There is nothing new about the Congress coming to a hostile halt at a critical moment - fussing and fuming, holding impromptu news conferences at the Ohio Clock - that's a nearly 200-year-old timepiece that counts the hours outside the Senate Chamber - or representatives stopping to chat in the beautiful Rayburn reception room outside the House with George Washington looking disapprovingly down from his portrait.
I remember many Christmas weeks spent with my colleagues covering the House and Senate instead of with my own family at my own house. More than once, my friend Cokie Roberts and I brought wrapping paper and ribbons to the Senate radio and television gallery, trying to get all our gifts wrapped and sent in time. At least there were lots of post offices open around Capitol Hill, and no lines. But no matter how irritating it was to wait around and waste time, there was a strong expectation that the waiting would end with an agreement on whatever the contentious issue was - a tax bill, a budget resolution, maybe a resolution to continue doing whatever they were doing until the details could be settled. And maybe that will happen. Maybe the cautious optimism will blossom into agreement.
But these days there is an expectation that under the beautiful white dome of the Capitol, there is a little sandbox inhabited by stubborn little kids who've been very badly brought up, never learned to share, never learned to use their words or most especially, never learned to mind their manners, their mothers or in this case, their voters, who clearly don't like what's going on. The biggest battles I recall in Congress, then as now, were over taxes, but the arguments sounded different. One of my favorite chairmen of the Senate tax-writing committee, Senator Russell Long of Louisiana - no longer with us, alas - once brought up a sticky proposition holding up a tax bill. I don't say I'm for it, he said, rocking back in his big leather chair, I don't say I'm against it. I just say who gets it? Now, that is not an expression of a philosophy; that is the basis for a decision. And it appears that as the president and the present Congress tussle over taxes, that is still what remains to be settled. How hard is that?
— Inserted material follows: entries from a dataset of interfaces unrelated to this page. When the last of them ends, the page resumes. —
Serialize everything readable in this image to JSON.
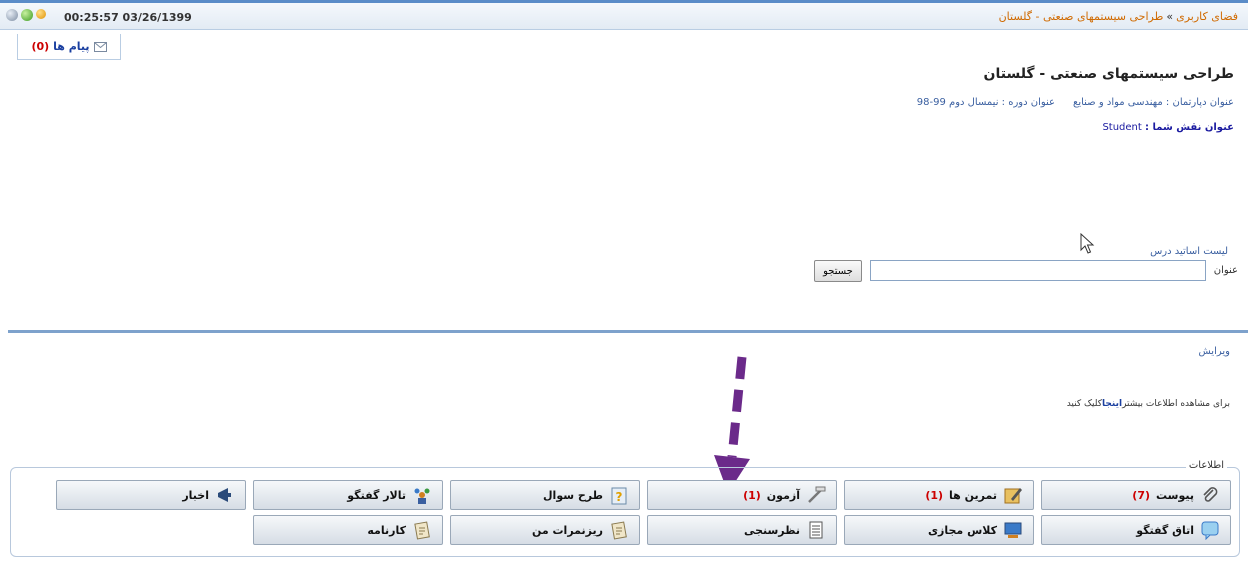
{
  "topbar": {
    "breadcrumb_root": "فضای کاربری",
    "breadcrumb_sep": "»",
    "breadcrumb_current": "طراحی سیستمهای صنعتی - گلستان",
    "datetime": "00:25:57 03/26/1399"
  },
  "messages": {
    "label": "پیام ها",
    "count": "(0)"
  },
  "course": {
    "title": "طراحی سیستمهای صنعتی - گلستان",
    "department": "عنوان دپارتمان : مهندسی مواد و صنایع",
    "term": "عنوان دوره : نیمسال دوم 99-98",
    "role_label": "عنوان نقش شما :",
    "role_value": "Student"
  },
  "teachers": {
    "title": "لیست اساتید درس",
    "search_label": "عنوان",
    "search_value": "",
    "search_button": "جستجو"
  },
  "edit_link": "ویرایش",
  "more_info": {
    "before": "برای مشاهده اطلاعات بیشتر",
    "link": "اینجا",
    "after": "کلیک کنید"
  },
  "info_panel": {
    "legend": "اطلاعات",
    "buttons": [
      {
        "label": "پیوست",
        "count": "(7)",
        "icon": "paperclip-icon"
      },
      {
        "label": "تمرین ها",
        "count": "(1)",
        "icon": "pencil-icon"
      },
      {
        "label": "آزمون",
        "count": "(1)",
        "icon": "ruler-pencil-icon"
      },
      {
        "label": "طرح سوال",
        "count": "",
        "icon": "question-clipboard-icon"
      },
      {
        "label": "تالار گفتگو",
        "count": "",
        "icon": "people-icon"
      },
      {
        "label": "اخبار",
        "count": "",
        "icon": "megaphone-icon"
      },
      {
        "label": "اتاق گفتگو",
        "count": "",
        "icon": "chat-room-icon"
      },
      {
        "label": "کلاس مجازی",
        "count": "",
        "icon": "virtual-class-icon"
      },
      {
        "label": "نظرسنجی",
        "count": "",
        "icon": "survey-icon"
      },
      {
        "label": "ریزنمرات من",
        "count": "",
        "icon": "grades-icon"
      },
      {
        "label": "کارنامه",
        "count": "",
        "icon": "report-card-icon"
      }
    ]
  },
  "colors": {
    "accent": "#5a8cc8",
    "link": "#3a5fa0",
    "breadcrumb": "#d06a00",
    "count": "#cc0000",
    "arrow": "#6b2a8a"
  }
}
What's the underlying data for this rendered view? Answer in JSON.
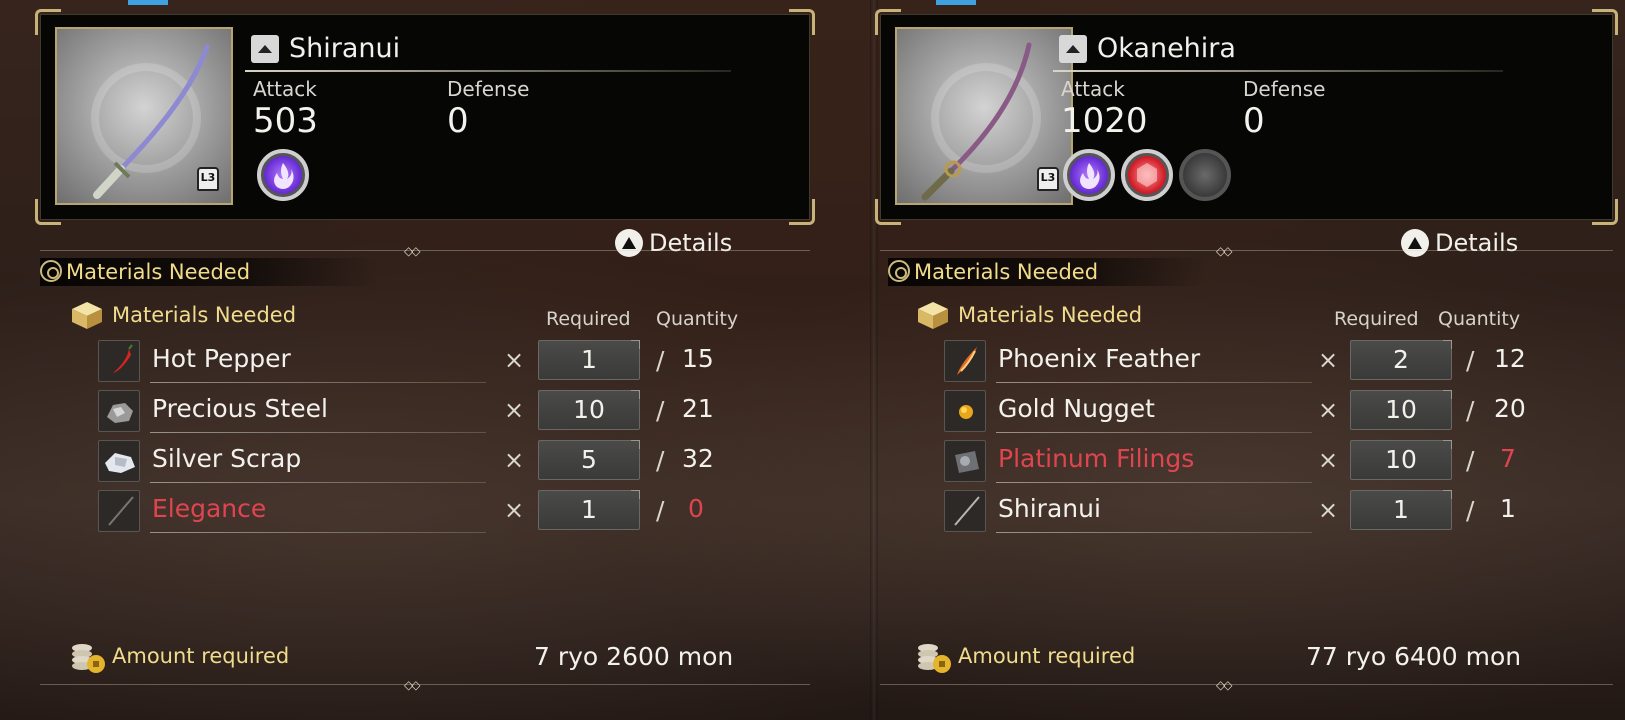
{
  "left": {
    "weapon": {
      "name": "Shiranui",
      "attack_label": "Attack",
      "attack_value": "503",
      "defense_label": "Defense",
      "defense_value": "0",
      "l3_label": "L3",
      "details_label": "Details"
    },
    "section_title": "Materials Needed",
    "materials_subhead": "Materials Needed",
    "col_required": "Required",
    "col_quantity": "Quantity",
    "materials": [
      {
        "name": "Hot Pepper",
        "times": "×",
        "required": "1",
        "slash": "/",
        "quantity": "15",
        "lacking": false,
        "icon": "hot-pepper-icon"
      },
      {
        "name": "Precious Steel",
        "times": "×",
        "required": "10",
        "slash": "/",
        "quantity": "21",
        "lacking": false,
        "icon": "precious-steel-icon"
      },
      {
        "name": "Silver Scrap",
        "times": "×",
        "required": "5",
        "slash": "/",
        "quantity": "32",
        "lacking": false,
        "icon": "silver-scrap-icon"
      },
      {
        "name": "Elegance",
        "times": "×",
        "required": "1",
        "slash": "/",
        "quantity": "0",
        "lacking": true,
        "icon": "sword-icon"
      }
    ],
    "amount_label": "Amount required",
    "amount_value": "7 ryo 2600 mon"
  },
  "right": {
    "weapon": {
      "name": "Okanehira",
      "attack_label": "Attack",
      "attack_value": "1020",
      "defense_label": "Defense",
      "defense_value": "0",
      "l3_label": "L3",
      "details_label": "Details"
    },
    "section_title": "Materials Needed",
    "materials_subhead": "Materials Needed",
    "col_required": "Required",
    "col_quantity": "Quantity",
    "materials": [
      {
        "name": "Phoenix Feather",
        "times": "×",
        "required": "2",
        "slash": "/",
        "quantity": "12",
        "lacking": false,
        "icon": "phoenix-feather-icon"
      },
      {
        "name": "Gold Nugget",
        "times": "×",
        "required": "10",
        "slash": "/",
        "quantity": "20",
        "lacking": false,
        "icon": "gold-nugget-icon"
      },
      {
        "name": "Platinum Filings",
        "times": "×",
        "required": "10",
        "slash": "/",
        "quantity": "7",
        "lacking": true,
        "icon": "platinum-filings-icon"
      },
      {
        "name": "Shiranui",
        "times": "×",
        "required": "1",
        "slash": "/",
        "quantity": "1",
        "lacking": false,
        "icon": "sword-icon"
      }
    ],
    "amount_label": "Amount required",
    "amount_value": "77 ryo 6400 mon"
  },
  "colors": {
    "lacking": "#e0454f",
    "gold_text": "#f0dc8c",
    "frame_gold": "#c7b27a"
  }
}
(SOUNDBITE OF SONG, "FEUDIN' AND FIGHTIN'")
GEORGE JONES AND MELBA MONTGOMERY: (Singing) Every dern night they're a-feudin' and a-fightin', screaming and a-hollering like thunder and lightning, dadburn neighbors can't never agree, it's about to get the best of me.
Well my wife keeps a-sayin' that I outta call the cop. I keep a-layin' here a-hopin' they'll stop. And the kids are a-howlin' til they woke ours too. Why don't they hurry up and get through?
Well I should-a known better than to marry you. There's better lookin' critters in the city zoo. You come home plastered every night, and all you wanna do is fight.
Well, all I wanna do is just have a little fun, a little drink or two when my work is done. I don't know why I ever bought that ring. Well I guess I must-a been insane.
Every dern night they're a-feudin' and a-fightin', screaming and a-hollering like thunder and lightning...
WERTHEIMER: George Jones and Melba Montgomery singing "Feudin' and Fightin'." You're listening to NPR News. Transcript provided by NPR, Copyright NPR.